Page and application data records
################

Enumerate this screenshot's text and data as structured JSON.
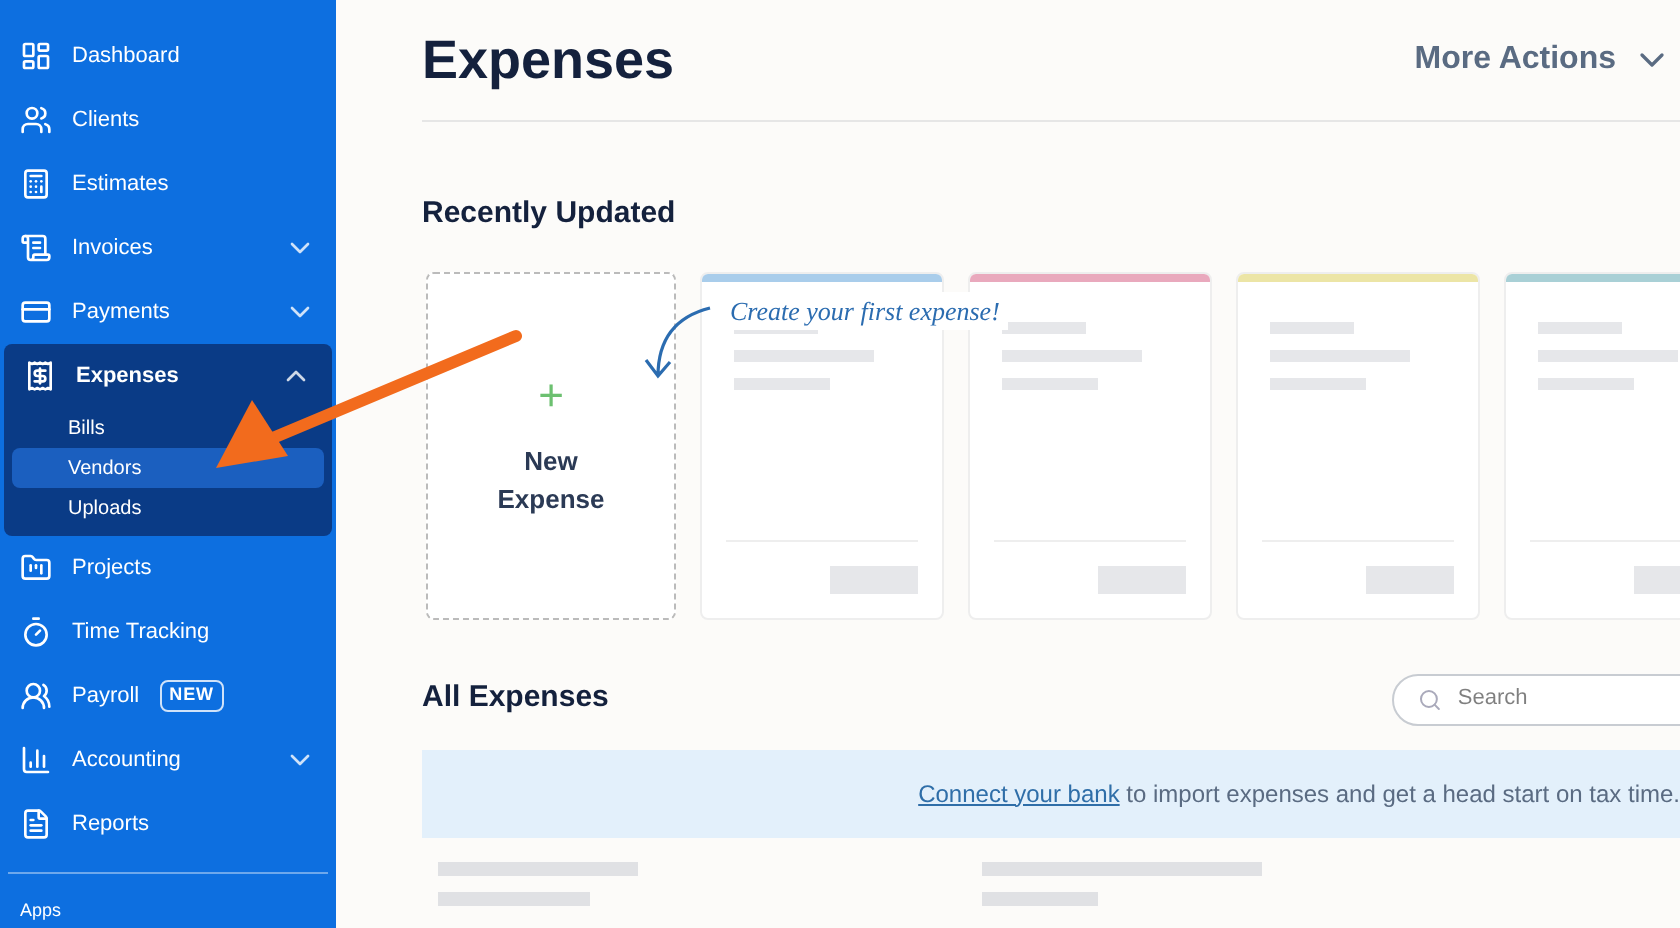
{
  "sidebar": {
    "items": [
      {
        "label": "Dashboard"
      },
      {
        "label": "Clients"
      },
      {
        "label": "Estimates"
      },
      {
        "label": "Invoices",
        "expanded": false
      },
      {
        "label": "Payments",
        "expanded": false
      },
      {
        "label": "Expenses",
        "expanded": true,
        "children": [
          {
            "label": "Bills",
            "selected": false
          },
          {
            "label": "Vendors",
            "selected": true
          },
          {
            "label": "Uploads",
            "selected": false
          }
        ]
      },
      {
        "label": "Projects"
      },
      {
        "label": "Time Tracking"
      },
      {
        "label": "Payroll",
        "badge": "NEW"
      },
      {
        "label": "Accounting",
        "expanded": false
      },
      {
        "label": "Reports"
      }
    ],
    "footer": "Apps"
  },
  "page": {
    "title": "Expenses",
    "more_actions": "More Actions"
  },
  "recently_updated": {
    "heading": "Recently Updated",
    "new_card": {
      "icon": "+",
      "label": "New Expense"
    },
    "hint": "Create your first expense!",
    "placeholder_cards": [
      {
        "color": "#a9cdeb"
      },
      {
        "color": "#e9a9bd"
      },
      {
        "color": "#ece5a6"
      },
      {
        "color": "#a9d0d6"
      }
    ]
  },
  "all_expenses": {
    "heading": "All Expenses",
    "search": {
      "placeholder": "Search"
    },
    "banner": {
      "link": "Connect your bank",
      "text": " to import expenses and get a head start on tax time."
    }
  }
}
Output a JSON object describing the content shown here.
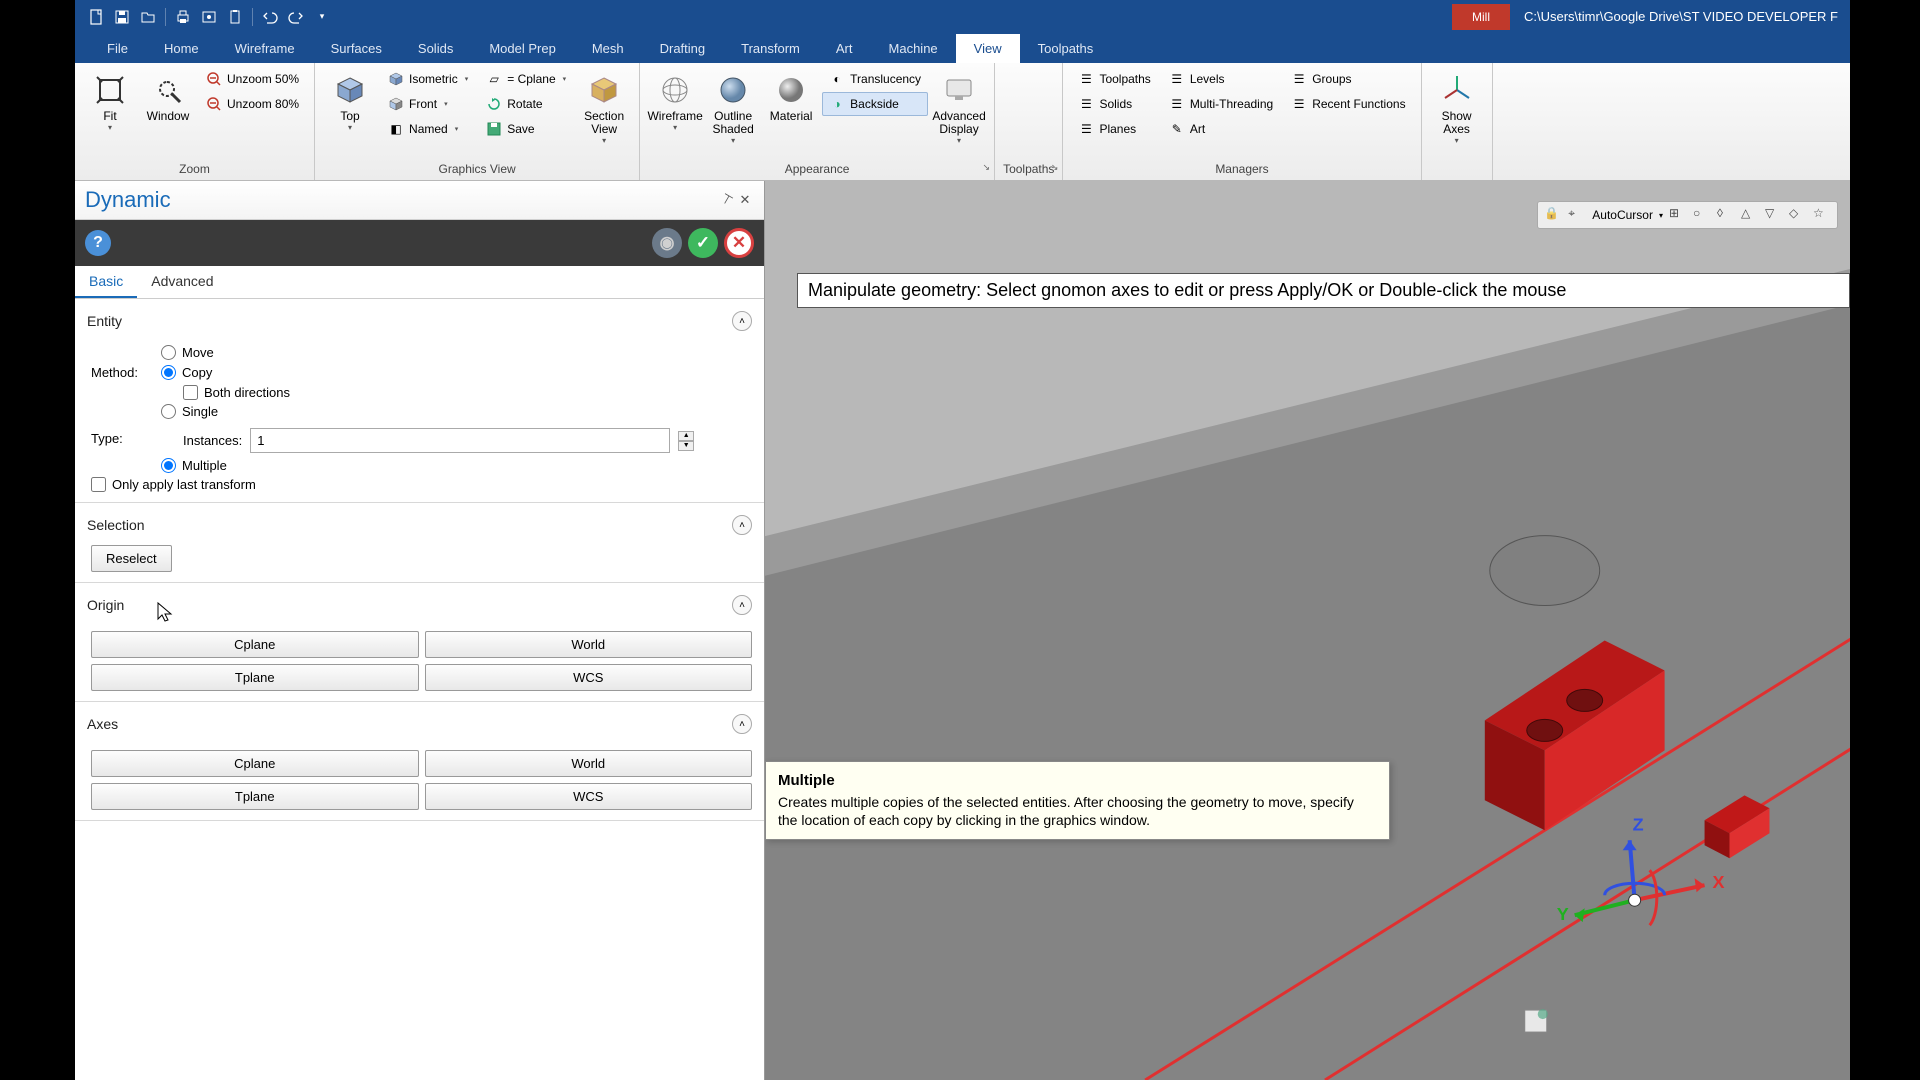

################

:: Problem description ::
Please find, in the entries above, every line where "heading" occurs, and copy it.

:: Output below ::
    "heading": "Recently Updated",
    "heading": "All Expenses",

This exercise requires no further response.